EXERCISE GOAL
Using the entries that follow, report the number of lines that include the string "data", without any other text.

BEGIN EXCERPTED RECORDS

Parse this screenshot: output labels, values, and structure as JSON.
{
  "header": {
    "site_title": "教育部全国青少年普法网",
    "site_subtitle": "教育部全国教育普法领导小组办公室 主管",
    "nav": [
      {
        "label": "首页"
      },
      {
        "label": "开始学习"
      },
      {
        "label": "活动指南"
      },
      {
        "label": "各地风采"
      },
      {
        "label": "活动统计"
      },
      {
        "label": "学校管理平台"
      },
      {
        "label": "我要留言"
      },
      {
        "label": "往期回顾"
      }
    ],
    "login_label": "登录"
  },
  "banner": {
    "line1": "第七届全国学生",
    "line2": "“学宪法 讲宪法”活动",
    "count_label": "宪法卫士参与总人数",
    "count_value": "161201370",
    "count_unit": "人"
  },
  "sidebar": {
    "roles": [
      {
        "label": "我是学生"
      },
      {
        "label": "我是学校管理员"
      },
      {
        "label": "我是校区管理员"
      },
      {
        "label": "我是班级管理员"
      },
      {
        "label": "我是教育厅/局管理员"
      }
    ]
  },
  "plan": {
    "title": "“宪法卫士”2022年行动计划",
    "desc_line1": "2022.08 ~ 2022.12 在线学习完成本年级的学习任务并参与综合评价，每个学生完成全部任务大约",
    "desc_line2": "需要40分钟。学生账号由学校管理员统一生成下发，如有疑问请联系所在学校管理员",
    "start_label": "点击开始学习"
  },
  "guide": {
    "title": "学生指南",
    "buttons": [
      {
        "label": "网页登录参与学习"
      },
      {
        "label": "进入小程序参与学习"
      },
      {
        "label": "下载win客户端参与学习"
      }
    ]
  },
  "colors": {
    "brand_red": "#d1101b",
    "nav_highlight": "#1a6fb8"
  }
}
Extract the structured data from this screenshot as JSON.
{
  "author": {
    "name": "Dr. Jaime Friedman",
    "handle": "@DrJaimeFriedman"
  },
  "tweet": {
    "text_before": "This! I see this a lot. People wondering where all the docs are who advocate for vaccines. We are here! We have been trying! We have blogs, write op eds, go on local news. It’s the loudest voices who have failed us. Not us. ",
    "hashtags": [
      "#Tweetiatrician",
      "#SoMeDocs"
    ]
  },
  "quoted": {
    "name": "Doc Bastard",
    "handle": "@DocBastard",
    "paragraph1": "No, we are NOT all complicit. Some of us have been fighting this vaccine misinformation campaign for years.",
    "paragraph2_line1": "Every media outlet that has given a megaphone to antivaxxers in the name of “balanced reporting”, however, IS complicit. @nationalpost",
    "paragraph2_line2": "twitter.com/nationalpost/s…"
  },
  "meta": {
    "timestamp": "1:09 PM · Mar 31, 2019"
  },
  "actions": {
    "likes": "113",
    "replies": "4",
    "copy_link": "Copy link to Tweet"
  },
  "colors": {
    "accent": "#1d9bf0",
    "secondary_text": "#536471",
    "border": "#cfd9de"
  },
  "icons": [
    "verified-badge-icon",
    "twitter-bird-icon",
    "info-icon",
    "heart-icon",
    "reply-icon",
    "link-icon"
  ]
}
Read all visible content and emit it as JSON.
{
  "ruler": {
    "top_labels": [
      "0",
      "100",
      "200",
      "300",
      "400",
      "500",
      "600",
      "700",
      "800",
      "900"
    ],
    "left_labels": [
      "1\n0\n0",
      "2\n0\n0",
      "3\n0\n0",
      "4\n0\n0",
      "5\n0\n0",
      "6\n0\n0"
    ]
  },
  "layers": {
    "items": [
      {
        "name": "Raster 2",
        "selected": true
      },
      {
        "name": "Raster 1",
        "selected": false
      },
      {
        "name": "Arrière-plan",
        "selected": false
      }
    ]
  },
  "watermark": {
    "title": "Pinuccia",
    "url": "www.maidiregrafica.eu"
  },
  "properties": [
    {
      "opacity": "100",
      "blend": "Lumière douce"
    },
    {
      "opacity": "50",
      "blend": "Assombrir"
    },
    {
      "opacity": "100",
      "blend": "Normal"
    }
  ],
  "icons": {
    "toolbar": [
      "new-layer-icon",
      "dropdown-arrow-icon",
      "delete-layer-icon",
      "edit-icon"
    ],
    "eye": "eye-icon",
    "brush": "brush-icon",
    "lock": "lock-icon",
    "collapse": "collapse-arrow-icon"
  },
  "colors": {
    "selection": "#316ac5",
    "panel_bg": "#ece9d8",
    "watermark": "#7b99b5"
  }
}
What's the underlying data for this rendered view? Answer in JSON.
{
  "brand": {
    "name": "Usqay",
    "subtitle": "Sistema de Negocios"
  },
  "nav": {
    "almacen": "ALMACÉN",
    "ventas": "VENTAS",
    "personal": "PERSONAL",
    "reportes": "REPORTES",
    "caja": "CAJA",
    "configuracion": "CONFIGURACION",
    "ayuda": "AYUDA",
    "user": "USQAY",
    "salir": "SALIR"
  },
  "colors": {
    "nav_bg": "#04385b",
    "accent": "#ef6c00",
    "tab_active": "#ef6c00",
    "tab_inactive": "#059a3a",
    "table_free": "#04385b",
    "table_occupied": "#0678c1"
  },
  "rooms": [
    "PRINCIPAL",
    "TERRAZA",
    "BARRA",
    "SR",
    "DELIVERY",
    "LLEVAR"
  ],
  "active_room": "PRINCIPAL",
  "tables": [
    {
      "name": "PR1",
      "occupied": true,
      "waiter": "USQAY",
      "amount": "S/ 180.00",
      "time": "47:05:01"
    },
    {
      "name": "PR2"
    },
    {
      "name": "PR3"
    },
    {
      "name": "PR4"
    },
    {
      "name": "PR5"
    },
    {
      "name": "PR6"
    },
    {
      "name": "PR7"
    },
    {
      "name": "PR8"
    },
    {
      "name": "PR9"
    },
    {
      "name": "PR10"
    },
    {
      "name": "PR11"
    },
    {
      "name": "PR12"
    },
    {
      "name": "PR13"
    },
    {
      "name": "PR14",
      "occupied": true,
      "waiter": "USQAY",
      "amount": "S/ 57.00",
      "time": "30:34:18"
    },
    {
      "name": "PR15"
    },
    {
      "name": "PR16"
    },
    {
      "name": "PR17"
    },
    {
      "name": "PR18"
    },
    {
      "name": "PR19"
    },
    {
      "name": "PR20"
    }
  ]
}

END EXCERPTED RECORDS

SOLUTION TO THIS PROBLEM
2